Re: Ford Feedback Carburetor Questions
Do you mean choke pull off???? If so, the choke pull off requires manifold
vacuum. This vacuum "break" action is require to allow sufficient air for
the motor to maintain rpm yet induce fuel enrichment through increased
signal to the venturis.
If the hose for the unit is assigned correctly and the available vacuum has
been checked with a gauge (sorry..the fickle finger just doesn't cut it) and
falls short, I would think that whatever is causing this is causing other
grief and the carb is due for an overhaul. Venturi vacuum is a very weak
signal and, in the 70s, was used along with a vacuum amplifier to control
EGR operation. Ported vacuum was used for distributor vacuum advance
operation but this signal is also too weak for choke pull off function.
"marv" <firstname.lastname@example.org> wrote in message
>I have a 1985 Ford E-150 Van (V8 302) with a Motorcraft 2150A 2V
> feedback carburetor (part number E5TE-9510-YA) and EEC-IV electronic
> engine control (computer).
> When starting cold, the choke pulldown function fails. The choke
> closes completely and fails to maintain the minimum choke pulldown
> setting (choke opening of 0.15 inches) once the engine is started. If
> I can keep the flooded engine running until it warms up, the choke
> plate eventually opens up and the engine runs OK. To me, this implies
> that the thermostatic components of the choke are working fine.
> I first tried to adjust the choke pulldown with the vacuum diaphragm
> adjustment screw in the choke pulldown unit. I then removed the choke
> pulldown unit to check to see if the diaphragm had failed. It was
> fine. Only then did I discover that there was no vacuum on the line
> leading from the carburetor (base of carburetor) to the choke pulldown
> I removed the short hose and checked for vacuum (finger suction) at the
> long metal nipple protruding from the base of the carburetor. There
> was none. I then ran a longer hose to this nipple and tried to blow
> /suck air through the passageway with the engine off. It was
> completely blocked. I squirted carb cleaner down this nipple, let it

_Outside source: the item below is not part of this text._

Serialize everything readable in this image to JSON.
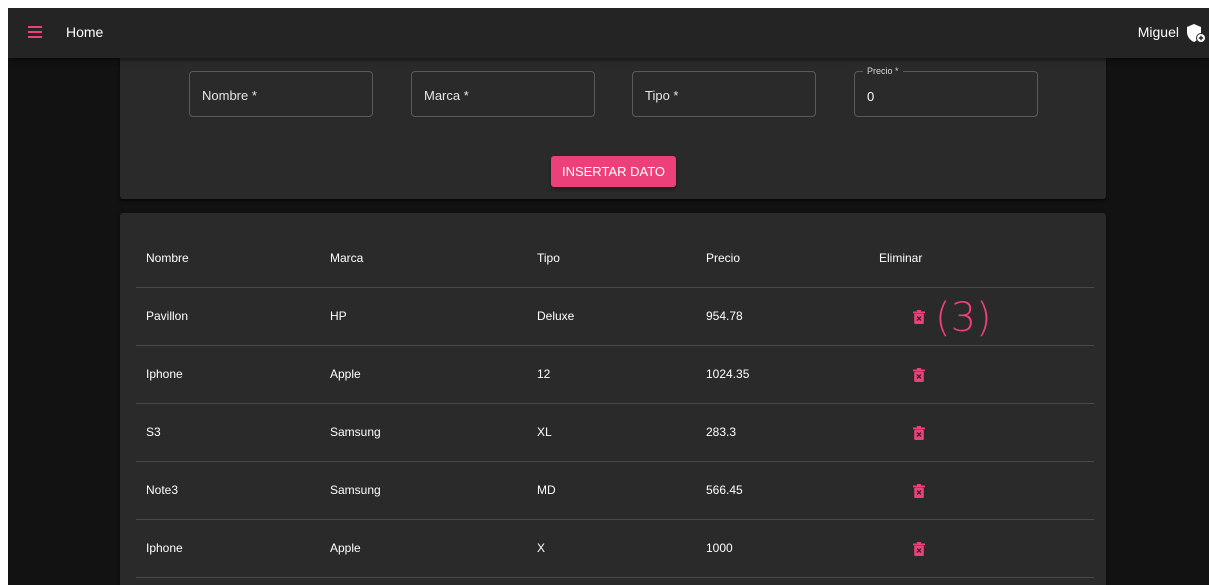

> work, and repeated my attempts to blow / suck air through the
> passageway. It remained closed. (There did not appear to be any
> vacuum leaks around the base of the carburetor.)
> Rather than using the vacuum from this closed carburetor port, I
> decided to derive the choke pulldown vacuum off another vacuum line
> originating at the intake manifold. I think this is OK because I think
> the choke pulldown vacuum originates in the manifold anyway and is
> routed up through the carburetor. (The original carburetor port was
> near the base of the carburetor assembly; I don't think the choke
> pulldown vacuum can be derived from the carburetor venturi because I
> think the choke pulldown vacuum must be present before the throttle is
> opened and the carburetor venturi vacuum is created.)
> Question Set #1: Is the choke pulldown vacuum supposed to originate in
> the intake manifold, as opposed to carburetor venturi? If so, why
> would this vacuum line come out of the carburetor, rather than from the
> intake manifold vacuum tree (as I've now rerouted it)?
> Question Set #2: I think it is rare that a carburetor vacuum line would
> be completely blocked by dirt. Since this is a special feedback
> carburetor, is there a carburetor solenoid failure or feedback sensor
> failure that would cause this normal choke pulldown vacuum circuit to
> switch into a closed position?
> Question Set #3: Assuming that the previously discussed carburetor
> vacuum port is blocked because of a problem / failure, are there any
> other performance consequences due to this blockage? So far, the only
> obvious problems were related to the choke (black exhaust smoke and
> fuel flooding until engine warms up). The engine always seemed to run
> OK once the engine thermostat opened. Now with the choke pulldown
> vacuum reestablished from another source, the choke seems to work fine
> Question Set #4: Since I reinstalled the choke pulldown unit, I have
> noticed the idle speed has increased, even after the engine has warmed
> up. However, I think I mistakenly readjusted the fast idle cam setting
> while reinstalling the choke pulldown unit. If I am not mistaken, the
> choke pulldown unit (and the associated vacuum) plays no part in idle
> speed once the engine warms up and the thermostatic choke takes over.
> Is this your understanding?
> Knowledgeable answers to any of these questions would be very helpful.
> Thank you for your assistance.
> By the way, these feedback carburetors were used in mid-1980 US Ford V8
> vans (E series: E-150, E250, E-350), trucks (F series: F-150, F-250,
> F-350), and some Broncos.